§ **Stored entries**
● ● ● ● ●

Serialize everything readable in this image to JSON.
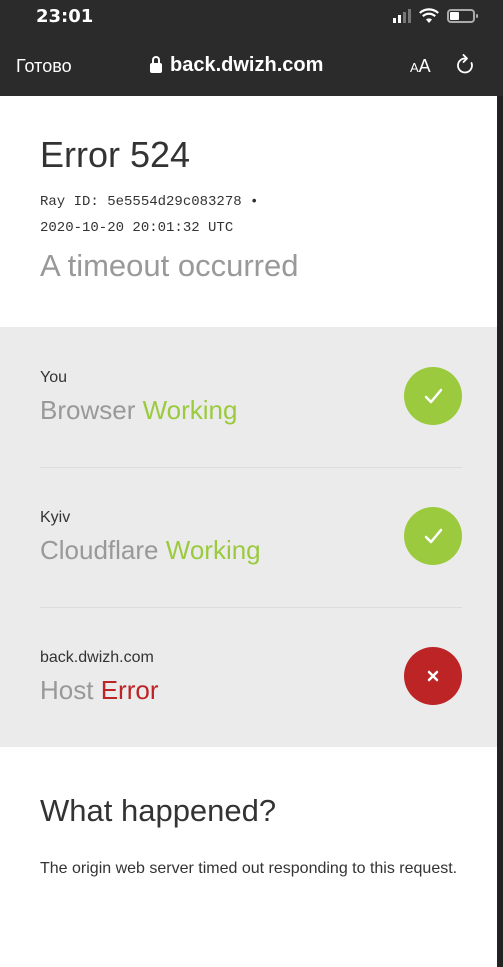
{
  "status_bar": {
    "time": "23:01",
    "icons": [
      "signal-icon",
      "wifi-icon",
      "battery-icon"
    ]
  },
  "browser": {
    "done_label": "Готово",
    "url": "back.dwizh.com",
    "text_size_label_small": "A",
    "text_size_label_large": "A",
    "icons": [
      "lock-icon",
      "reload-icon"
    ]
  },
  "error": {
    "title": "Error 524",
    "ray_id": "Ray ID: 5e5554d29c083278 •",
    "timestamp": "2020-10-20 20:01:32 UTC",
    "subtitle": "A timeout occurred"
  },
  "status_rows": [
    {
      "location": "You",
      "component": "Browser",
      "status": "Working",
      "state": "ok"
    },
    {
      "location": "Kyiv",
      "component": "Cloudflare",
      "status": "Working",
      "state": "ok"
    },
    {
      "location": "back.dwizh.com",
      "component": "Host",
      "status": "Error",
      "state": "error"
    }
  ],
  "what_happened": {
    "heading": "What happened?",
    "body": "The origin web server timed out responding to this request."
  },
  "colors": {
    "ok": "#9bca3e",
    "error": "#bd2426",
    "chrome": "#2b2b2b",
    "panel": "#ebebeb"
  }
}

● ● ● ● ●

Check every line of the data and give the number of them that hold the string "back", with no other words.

2